Although prosecutors said in initial charging documents that Pruitt had bragged he’d “dropped” a police officer on Jan. 6, he was never charged with assault and no evidence was presented of any assaultive conduct on his part. Loeb argued Pruitt had emboldened and facilitated assaults by other rioters through his presence and menacing appearance – as well as through a large wooden sign across the atrium – just like the Proud Boys had discussed doing in their chat.
Judge Kelly, who served as a federal prosecutor and as chief counsel for national security to the Senate Judiciary Committee before being appointed to the federal bench in 2017 by former President Donald Trump, wrestled most visibly with how to weigh Pruitt’s encounter with Schumer. Kelly said there was no evidence Pruitt had intentionally sought out Schumer – unlike other rioters, he noted, who walked through the halls yelling, “Where is Nancy Pelosi?” – and there was also no evidence Pruitt had identified Schumer.
“It would be different if I had him seeing Mr. Schumer and making a beeline to get to him,” Kelly said.
But, Kelly said, he also didn’t intend to minimize the statements of officers who said they felt Pruitt was chasing them or that they believed Schumer was in such imminent danger they needed to immediately reroute him. Kelly also said he believed it was fair to weigh how deeply a Jan. 6 defendant had penetrated into the Capitol.
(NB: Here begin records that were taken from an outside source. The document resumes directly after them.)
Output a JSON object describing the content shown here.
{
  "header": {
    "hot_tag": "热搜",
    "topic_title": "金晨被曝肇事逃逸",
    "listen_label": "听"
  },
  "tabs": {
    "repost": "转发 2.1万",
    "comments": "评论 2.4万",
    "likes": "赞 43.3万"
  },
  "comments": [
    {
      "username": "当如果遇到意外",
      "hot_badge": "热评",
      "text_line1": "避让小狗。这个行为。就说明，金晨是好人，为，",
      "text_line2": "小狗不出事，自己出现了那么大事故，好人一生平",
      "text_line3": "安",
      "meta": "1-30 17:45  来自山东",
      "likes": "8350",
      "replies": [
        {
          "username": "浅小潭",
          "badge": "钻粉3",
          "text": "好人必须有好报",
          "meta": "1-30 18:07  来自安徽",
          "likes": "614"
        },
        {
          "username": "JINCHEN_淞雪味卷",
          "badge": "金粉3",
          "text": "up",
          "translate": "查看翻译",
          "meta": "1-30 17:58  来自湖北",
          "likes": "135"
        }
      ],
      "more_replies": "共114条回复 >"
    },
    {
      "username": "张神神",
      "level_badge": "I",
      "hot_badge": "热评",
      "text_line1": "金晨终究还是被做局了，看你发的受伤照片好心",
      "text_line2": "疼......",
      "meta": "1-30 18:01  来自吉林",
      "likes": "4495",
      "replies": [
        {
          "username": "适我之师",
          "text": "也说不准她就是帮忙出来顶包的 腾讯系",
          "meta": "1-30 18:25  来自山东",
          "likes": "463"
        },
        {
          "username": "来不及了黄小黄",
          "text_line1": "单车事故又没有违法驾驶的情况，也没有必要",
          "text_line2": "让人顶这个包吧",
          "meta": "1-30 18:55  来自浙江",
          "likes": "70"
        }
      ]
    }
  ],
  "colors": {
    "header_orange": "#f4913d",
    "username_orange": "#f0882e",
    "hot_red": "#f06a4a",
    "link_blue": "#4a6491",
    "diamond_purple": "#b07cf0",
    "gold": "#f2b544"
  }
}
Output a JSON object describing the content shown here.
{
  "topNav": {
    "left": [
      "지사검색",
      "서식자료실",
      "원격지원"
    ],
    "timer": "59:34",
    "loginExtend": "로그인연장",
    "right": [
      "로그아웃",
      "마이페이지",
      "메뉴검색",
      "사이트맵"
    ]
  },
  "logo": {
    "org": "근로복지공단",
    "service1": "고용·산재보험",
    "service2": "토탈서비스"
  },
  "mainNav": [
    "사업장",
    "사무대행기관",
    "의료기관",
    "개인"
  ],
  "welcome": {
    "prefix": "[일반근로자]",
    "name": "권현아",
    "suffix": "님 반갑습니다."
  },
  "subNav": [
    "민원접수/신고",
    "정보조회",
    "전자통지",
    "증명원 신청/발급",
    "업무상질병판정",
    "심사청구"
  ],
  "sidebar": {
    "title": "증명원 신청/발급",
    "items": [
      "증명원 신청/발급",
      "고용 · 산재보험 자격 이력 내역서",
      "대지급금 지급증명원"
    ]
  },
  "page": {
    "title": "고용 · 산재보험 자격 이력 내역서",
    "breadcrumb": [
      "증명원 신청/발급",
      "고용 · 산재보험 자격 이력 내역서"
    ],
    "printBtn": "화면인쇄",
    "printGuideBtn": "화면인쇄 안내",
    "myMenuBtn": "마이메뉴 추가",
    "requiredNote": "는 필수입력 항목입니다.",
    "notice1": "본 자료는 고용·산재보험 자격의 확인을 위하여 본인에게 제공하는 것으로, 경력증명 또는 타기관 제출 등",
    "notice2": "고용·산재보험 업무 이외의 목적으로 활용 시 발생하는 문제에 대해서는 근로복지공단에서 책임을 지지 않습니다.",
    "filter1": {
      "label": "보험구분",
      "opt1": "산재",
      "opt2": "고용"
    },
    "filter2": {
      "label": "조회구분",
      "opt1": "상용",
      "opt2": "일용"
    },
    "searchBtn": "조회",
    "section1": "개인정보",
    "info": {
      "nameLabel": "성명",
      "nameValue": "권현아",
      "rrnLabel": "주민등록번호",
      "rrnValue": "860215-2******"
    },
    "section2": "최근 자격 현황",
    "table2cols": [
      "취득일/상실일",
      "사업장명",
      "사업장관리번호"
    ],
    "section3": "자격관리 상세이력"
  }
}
In their presentencing report, pretrial services officers recommended Pruitt be ordered to serve 63 months behind bars. Prosecutors asked for 60, and Jenkins argued for 36 months – some or all of which to be served on home confinement. After a brief deliberation Monday, Kelly landed on 55 months, to be followed by 36 months of supervised release.
“What you planned to do that day, and what you did do, was intimidate and at least threaten violence as part of this mob,” Kelly said.
The judge also said the fact that Pruitt had gotten so close to Schumer “absolutely has to be deterred” and, in response to Jenkins’ characterization of Pruitt’s criminal history, said he’d been given fair notice that, “Goodness gracious, you have a problem that needs to be addressed.”
Kelly agreed to recommend Pruitt serve his sentence at the federal correctional facility in Butner, North Carolina, to be near his sister.
Though Pruitt was not charged with other Proud Boys now under indictment for seditious conspiracy, his case carries implications for future prosecutions of members of the group. The encrypted messages recovered from the Proud Boys chat via Pruitt’s phone are among the most direct evidence of pre-planning published in court filings so far. Kelly is also presiding over the cases of the five Proud Boys, Tarrio among them, in the seditious conspiracy case. Along with the same obstruction charge Pruitt pleaded guilty to and the seditious conspiracy charge, all five defendants were also indicted on two counts of assaulting, resisting or impeding police – something Kelly warned Pruitt would have garnered him a much longer sentence. All five defendants in the case have pleaded not guilty and are currently scheduled to begin trial before a jury on Dec. 12.
We're tracking all of the arrests, charges and investigations into the January 6 assault on the Capitol. Sign up for our Capitol Breach Newsletter here so that you never miss an update.